Earlier this week, in Roman Catholic Archdiocese of New York v. Sebelius, U.S. District Judge Brian Cogan in the Eastern District of New York permanently enjoined the government from enforcing regulations mandating coverage for contraceptive and sterilization services by religious organization health plans.

The Patient Protection and Affordable Care Act requires health insurance plans

Over fifty cases across the country have challenged regulations promulgated under the Patient Protection and Affordable Care Act (“PPACA” or “Obamacare”) that require employer group health insurance plans to provide coverage for contraception, sterilization and related counseling (the “HHS Mandate”).  Suits have been filed by religiously-affiliated organizations as well as private business owners, asserting that

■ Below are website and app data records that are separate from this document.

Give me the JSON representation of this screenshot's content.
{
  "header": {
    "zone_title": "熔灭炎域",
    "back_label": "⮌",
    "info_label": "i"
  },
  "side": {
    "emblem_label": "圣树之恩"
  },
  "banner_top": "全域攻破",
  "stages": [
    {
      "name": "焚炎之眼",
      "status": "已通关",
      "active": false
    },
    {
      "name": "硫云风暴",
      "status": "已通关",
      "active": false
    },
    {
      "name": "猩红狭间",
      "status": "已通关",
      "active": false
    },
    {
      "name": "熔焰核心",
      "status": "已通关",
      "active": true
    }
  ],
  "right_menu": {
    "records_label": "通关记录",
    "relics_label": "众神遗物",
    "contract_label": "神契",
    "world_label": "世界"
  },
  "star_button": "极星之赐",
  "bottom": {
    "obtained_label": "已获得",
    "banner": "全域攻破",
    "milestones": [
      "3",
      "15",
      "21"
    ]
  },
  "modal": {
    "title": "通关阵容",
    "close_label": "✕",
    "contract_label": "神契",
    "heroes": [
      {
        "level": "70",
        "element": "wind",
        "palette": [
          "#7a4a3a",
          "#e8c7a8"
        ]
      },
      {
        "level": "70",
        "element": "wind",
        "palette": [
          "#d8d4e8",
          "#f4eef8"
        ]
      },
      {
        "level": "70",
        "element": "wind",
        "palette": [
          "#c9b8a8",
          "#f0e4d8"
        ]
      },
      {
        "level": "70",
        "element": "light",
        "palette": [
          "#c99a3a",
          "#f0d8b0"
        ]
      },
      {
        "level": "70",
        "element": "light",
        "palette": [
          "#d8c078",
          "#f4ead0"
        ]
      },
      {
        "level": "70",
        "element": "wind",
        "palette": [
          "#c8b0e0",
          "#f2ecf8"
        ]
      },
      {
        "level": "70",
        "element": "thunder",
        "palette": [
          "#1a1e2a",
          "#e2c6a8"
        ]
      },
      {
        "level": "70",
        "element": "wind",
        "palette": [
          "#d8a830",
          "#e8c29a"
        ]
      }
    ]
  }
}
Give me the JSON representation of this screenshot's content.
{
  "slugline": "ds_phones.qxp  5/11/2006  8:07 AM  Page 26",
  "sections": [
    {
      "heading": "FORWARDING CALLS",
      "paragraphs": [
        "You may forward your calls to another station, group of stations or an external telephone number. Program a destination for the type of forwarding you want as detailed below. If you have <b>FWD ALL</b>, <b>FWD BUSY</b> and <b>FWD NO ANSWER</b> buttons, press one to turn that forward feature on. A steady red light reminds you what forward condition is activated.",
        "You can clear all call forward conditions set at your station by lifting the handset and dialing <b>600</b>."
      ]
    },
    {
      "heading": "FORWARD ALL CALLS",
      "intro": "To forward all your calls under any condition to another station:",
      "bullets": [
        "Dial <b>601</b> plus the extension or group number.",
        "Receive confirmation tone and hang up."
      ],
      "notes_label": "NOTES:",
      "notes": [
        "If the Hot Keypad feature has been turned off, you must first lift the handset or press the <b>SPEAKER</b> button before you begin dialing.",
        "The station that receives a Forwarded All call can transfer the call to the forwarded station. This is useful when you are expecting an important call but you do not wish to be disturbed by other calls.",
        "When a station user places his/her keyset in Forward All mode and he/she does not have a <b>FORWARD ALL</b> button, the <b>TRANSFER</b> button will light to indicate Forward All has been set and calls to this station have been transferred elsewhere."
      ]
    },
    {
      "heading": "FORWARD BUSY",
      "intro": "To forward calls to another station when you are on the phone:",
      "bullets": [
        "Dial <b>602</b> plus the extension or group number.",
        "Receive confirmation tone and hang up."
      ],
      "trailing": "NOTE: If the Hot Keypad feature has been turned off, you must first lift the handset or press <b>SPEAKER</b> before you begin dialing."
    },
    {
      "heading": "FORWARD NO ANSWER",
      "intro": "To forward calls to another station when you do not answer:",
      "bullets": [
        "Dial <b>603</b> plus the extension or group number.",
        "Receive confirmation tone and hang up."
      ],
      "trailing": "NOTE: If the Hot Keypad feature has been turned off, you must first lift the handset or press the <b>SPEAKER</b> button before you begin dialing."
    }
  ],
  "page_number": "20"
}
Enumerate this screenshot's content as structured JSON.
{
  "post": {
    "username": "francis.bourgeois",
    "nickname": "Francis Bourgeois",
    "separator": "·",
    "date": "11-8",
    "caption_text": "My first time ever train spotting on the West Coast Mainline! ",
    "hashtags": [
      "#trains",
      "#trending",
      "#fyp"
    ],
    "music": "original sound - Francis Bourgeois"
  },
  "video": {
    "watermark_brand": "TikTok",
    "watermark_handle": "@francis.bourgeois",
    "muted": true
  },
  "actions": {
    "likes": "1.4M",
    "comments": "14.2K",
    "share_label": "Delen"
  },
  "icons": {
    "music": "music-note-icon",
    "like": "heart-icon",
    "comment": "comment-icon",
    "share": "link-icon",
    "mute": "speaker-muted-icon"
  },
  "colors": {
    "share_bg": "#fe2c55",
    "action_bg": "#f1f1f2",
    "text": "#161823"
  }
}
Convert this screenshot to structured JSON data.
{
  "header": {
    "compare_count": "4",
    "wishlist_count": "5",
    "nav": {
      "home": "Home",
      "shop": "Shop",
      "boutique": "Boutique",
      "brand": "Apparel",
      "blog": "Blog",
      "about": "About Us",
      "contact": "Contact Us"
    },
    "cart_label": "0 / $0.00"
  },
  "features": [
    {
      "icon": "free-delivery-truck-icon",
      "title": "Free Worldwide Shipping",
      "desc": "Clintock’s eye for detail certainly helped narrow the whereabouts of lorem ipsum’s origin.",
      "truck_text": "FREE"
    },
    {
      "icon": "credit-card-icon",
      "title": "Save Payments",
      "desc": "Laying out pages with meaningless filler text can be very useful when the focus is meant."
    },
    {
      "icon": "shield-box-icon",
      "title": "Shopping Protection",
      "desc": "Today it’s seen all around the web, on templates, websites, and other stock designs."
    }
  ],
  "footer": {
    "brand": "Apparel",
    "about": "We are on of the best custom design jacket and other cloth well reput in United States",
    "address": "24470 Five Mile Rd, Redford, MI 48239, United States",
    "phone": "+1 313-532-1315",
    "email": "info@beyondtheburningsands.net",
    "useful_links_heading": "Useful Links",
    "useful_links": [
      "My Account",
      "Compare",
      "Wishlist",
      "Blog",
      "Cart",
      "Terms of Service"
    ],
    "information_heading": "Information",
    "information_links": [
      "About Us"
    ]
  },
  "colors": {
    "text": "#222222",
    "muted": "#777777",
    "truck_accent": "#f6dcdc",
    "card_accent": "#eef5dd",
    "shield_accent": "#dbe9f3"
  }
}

As Chris Kutner explained in his January 4, 2013 post, the Patient Protection and Affordable Care Act of 2010 (“PPACA” or “Obama Care”) requires, beginning in 2014, that employers with 50 or more full-time employees (“large employers”) offer “affordable” health insurance to their employees. Failure to do so will subject the employer to penalties.

The Patient Protection and Affordable Care Act of 2010 (“PPACA” or “Obama Care”) requires, beginning in 2014, that employers with 50 or more full-time employees (“large employers”) offer “affordable” health insurance to its employees. Failure to do so will subject the employer to penalties.

Future blog postings will address the coverage requirements and penalties under

In this election season, both presidential candidates offer plans to deal with the rising cost of providing health care services, the President’s “Obamacare” by increasing the number of insured individuals through Health Insurance Exchanges, and reducing costs for a continuum of services through Accountable Care Organizations; and Governor Romney by a consumer-driven approach through Medicare

Now that the Affordable Care Act has been upheld by the U.S. Supreme Court, the requirement to control costs is critical.  One thing we can learn from the experience of near universal coverage in Massachusetts is that providing access to more citizens without containing costs is a recipe for disaster.  In 2006 Massachusetts achieved coverage

The United States Supreme Court has upheld the 2010 Patient Protection and Affordable Care Act’s  individual mandate not because it is as an exercise of Congressional power under the Commerce Clause, but because the mandate is within Congress’s power to lay and collect taxes.

On Medicaid expansion, the Court ruled that the Act violates the